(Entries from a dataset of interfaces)

====

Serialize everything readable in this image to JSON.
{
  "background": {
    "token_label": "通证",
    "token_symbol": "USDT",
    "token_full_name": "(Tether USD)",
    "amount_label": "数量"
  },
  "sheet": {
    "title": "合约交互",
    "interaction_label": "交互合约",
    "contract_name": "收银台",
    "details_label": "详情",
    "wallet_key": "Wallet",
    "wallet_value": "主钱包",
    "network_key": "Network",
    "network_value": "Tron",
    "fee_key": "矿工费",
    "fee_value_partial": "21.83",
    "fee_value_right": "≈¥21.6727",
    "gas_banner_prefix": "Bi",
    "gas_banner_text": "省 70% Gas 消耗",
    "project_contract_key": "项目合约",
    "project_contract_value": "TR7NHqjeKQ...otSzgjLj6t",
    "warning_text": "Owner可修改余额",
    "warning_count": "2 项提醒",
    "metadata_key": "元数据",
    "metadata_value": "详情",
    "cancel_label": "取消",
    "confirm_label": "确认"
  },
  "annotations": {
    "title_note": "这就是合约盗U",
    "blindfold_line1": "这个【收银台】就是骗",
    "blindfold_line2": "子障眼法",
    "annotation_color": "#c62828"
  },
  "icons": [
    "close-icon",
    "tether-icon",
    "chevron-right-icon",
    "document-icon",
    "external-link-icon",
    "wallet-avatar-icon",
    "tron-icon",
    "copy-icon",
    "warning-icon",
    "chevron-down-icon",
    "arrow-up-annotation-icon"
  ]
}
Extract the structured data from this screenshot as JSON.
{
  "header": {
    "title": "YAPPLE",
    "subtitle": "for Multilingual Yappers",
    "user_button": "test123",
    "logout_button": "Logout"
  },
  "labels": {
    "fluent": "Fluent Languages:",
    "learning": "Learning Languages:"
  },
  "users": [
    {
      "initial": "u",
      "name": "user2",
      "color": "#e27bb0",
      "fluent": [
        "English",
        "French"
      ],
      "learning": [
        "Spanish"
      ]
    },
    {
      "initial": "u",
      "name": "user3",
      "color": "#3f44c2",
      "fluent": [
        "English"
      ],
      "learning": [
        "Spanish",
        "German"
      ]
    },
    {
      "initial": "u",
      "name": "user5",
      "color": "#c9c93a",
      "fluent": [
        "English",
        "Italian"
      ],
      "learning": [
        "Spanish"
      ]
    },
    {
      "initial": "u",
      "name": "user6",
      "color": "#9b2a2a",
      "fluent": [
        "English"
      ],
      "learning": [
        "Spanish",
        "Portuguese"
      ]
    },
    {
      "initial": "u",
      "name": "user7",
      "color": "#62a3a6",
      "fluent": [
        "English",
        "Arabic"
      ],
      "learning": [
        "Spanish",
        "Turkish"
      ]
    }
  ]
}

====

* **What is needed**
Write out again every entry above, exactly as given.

* **Response**
Serialize everything readable in this image to JSON.
{
  "background": {
    "token_label": "通证",
    "token_symbol": "USDT",
    "token_full_name": "(Tether USD)",
    "amount_label": "数量"
  },
  "sheet": {
    "title": "合约交互",
    "interaction_label": "交互合约",
    "contract_name": "收银台",
    "details_label": "详情",
    "wallet_key": "Wallet",
    "wallet_value": "主钱包",
    "network_key": "Network",
    "network_value": "Tron",
    "fee_key": "矿工费",
    "fee_value_partial": "21.83",
    "fee_value_right": "≈¥21.6727",
    "gas_banner_prefix": "Bi",
    "gas_banner_text": "省 70% Gas 消耗",
    "project_contract_key": "项目合约",
    "project_contract_value": "TR7NHqjeKQ...otSzgjLj6t",
    "warning_text": "Owner可修改余额",
    "warning_count": "2 项提醒",
    "metadata_key": "元数据",
    "metadata_value": "详情",
    "cancel_label": "取消",
    "confirm_label": "确认"
  },
  "annotations": {
    "title_note": "这就是合约盗U",
    "blindfold_line1": "这个【收银台】就是骗",
    "blindfold_line2": "子障眼法",
    "annotation_color": "#c62828"
  },
  "icons": [
    "close-icon",
    "tether-icon",
    "chevron-right-icon",
    "document-icon",
    "external-link-icon",
    "wallet-avatar-icon",
    "tron-icon",
    "copy-icon",
    "warning-icon",
    "chevron-down-icon",
    "arrow-up-annotation-icon"
  ]
}
Extract the structured data from this screenshot as JSON.
{
  "header": {
    "title": "YAPPLE",
    "subtitle": "for Multilingual Yappers",
    "user_button": "test123",
    "logout_button": "Logout"
  },
  "labels": {
    "fluent": "Fluent Languages:",
    "learning": "Learning Languages:"
  },
  "users": [
    {
      "initial": "u",
      "name": "user2",
      "color": "#e27bb0",
      "fluent": [
        "English",
        "French"
      ],
      "learning": [
        "Spanish"
      ]
    },
    {
      "initial": "u",
      "name": "user3",
      "color": "#3f44c2",
      "fluent": [
        "English"
      ],
      "learning": [
        "Spanish",
        "German"
      ]
    },
    {
      "initial": "u",
      "name": "user5",
      "color": "#c9c93a",
      "fluent": [
        "English",
        "Italian"
      ],
      "learning": [
        "Spanish"
      ]
    },
    {
      "initial": "u",
      "name": "user6",
      "color": "#9b2a2a",
      "fluent": [
        "English"
      ],
      "learning": [
        "Spanish",
        "Portuguese"
      ]
    },
    {
      "initial": "u",
      "name": "user7",
      "color": "#62a3a6",
      "fluent": [
        "English",
        "Arabic"
      ],
      "learning": [
        "Spanish",
        "Turkish"
      ]
    }
  ]
}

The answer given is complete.